Following the recent fieldwork update from Bogani Nani Wartabone National Park, this report comes from the Gunung Ambang Nature Reserve, part of complex of volcanoes in the Bolaang Mongondow and East Bolaang Mongondow regencies of North Sulawesi (Indonesia).
The nature reserve, named after one of the active volcanoes within, comprises an area of approximately 8,600 hectares. Before being designated its own protected status, the reserve formed part of Bogani Nani Wartabone National Park. Gunung (Mount) Ambang itself has an elevation of 1,795m and its last recorded eruption was around the mid-19th century; however the volcano still simmers away, evidenced by smoking sulphur femuroles and steaming mud pools.
Better known for its superb diving coastline, North Sulawesi’s forests do not have many visitors, and those that do explore are often there to see the avifauna; the relatively small Gunung Ambang reserve boasts at least 135 different bird species, including the endemic Sulawesi serpent eagle (Spilornis rufipectus), Matinan flycatcher (Cyornis sanfordi) and fiery-browed myna (Enodes erythrophris).
The nature reserve is best accessed from Sinsingon village, which sits at an elevation of 1,100m. The village is surrounded by farmland with fields of potatoes, onions, cabbages and the Syzygium aromaticum tree, from which cloves are harvested.
The village is scented with the warm spice of clove oil as the flower buds are laid out under the sun to dry.
The expedition’s focus is the targeted collecting of particular Cyrtandra (Gesneriaceae family) species; some of these species are only known from their type specimens, and localities were chosen according to the records associated with these specimens. As always, we are also looking to collect members of the other key RBGE research families including Begoniaceae, Sapotaceae and Zingiberaceae, as well as spores of pteridophytes for the RBGE spore bank.

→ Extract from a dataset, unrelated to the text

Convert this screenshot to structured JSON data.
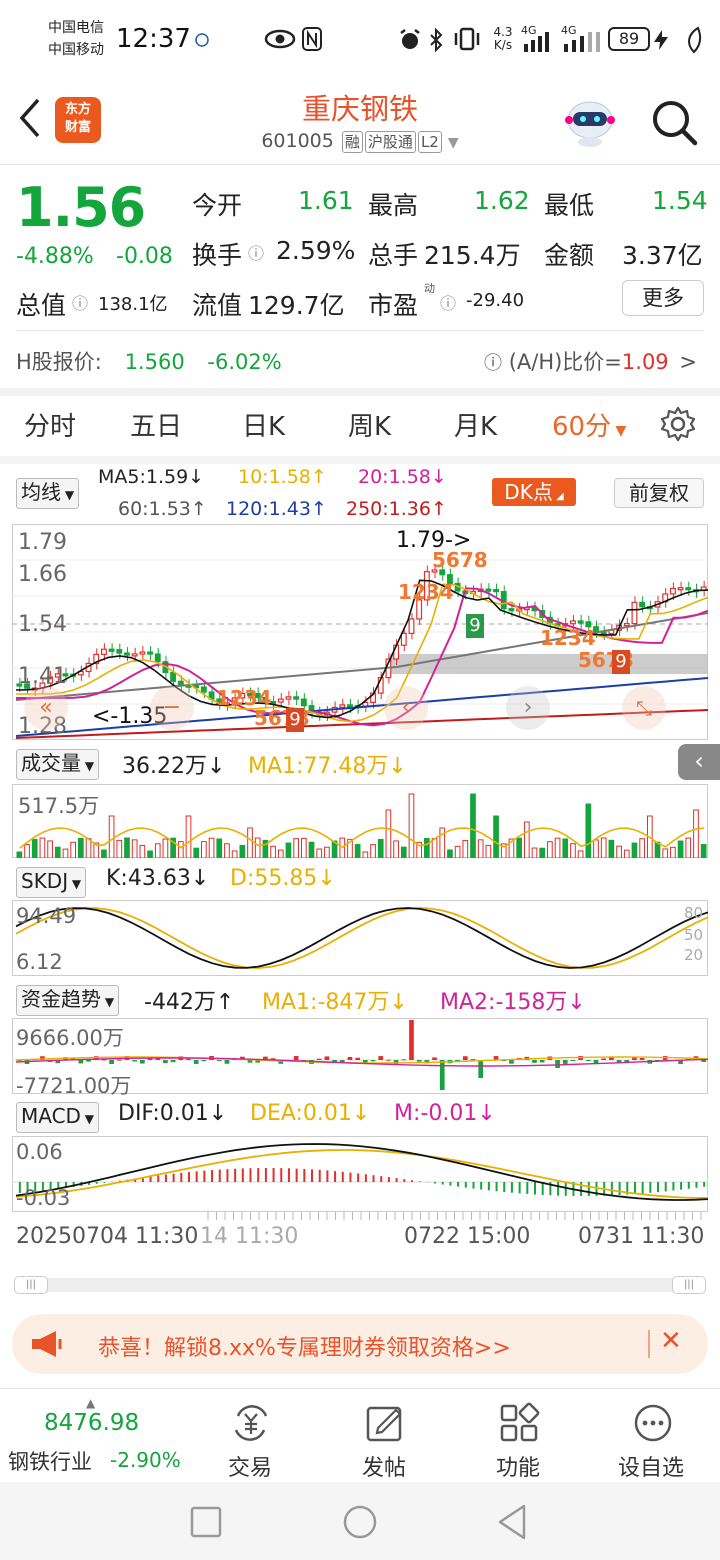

The first day of collecting rewarded us with some great finds; one of which was a new species of Cyrtandra. We also found key Sulawesi Cyrtandra species, most of which had never been recorded at this locality before, and some which had only been previously studied from dried herbarium specimens. Finding them growing, and flowering, in the wild has allowed for the collection of descriptive data pertaining to flower shape, colour, texture, variation, etc.; information not easy to gather from dried specimens.
Our guide tells us that the young growth on the new species has actually been long foraged as a vegetable by the locals. Despite being new to science, the species grows relatively abundantly at this one locality, but its range appears to be limited; all very useful information for assessing the biodiversity value of these forests.
There is another collection which may be a further new Cyrtandra species, but this was found sterile (no flowers or fruits) and collected as vegetative cuttings. The cuttings will be grown at Kebun Raya Bogor and at RBGE, and only if the cuttings successfully root and go on to produce flowers will the taxonomists be able to determine whether or not it is new to science.
Cyrtandra engleri and C.serratifolia were collected; both recorded for the first time in this locality, adding to the distribution data for the genus.
We collected from a range of habitats within the reserve; finding a red flowered Vaccinium on summit volcanic rock, an interesting Apocynaceae species Oreosparte celebica growing epiphytically in primary rain forest, and Cyrtandra coccinea growing in deep shade by the side of a hidden lake.
We found Sulawesi endemic Begonia hispidissima growing alongside the widespread species of fern, Dipteris conjugata, which can be seen across Southeast Asia, as well as China, Japan, and Australia.
Gunung Ambang Nature Reserve provided us with excellent botanical collections, beautiful and varied landscapes, and particularly warm generous hospitality from the Sinsingon village inhabitants; we hope to return one day.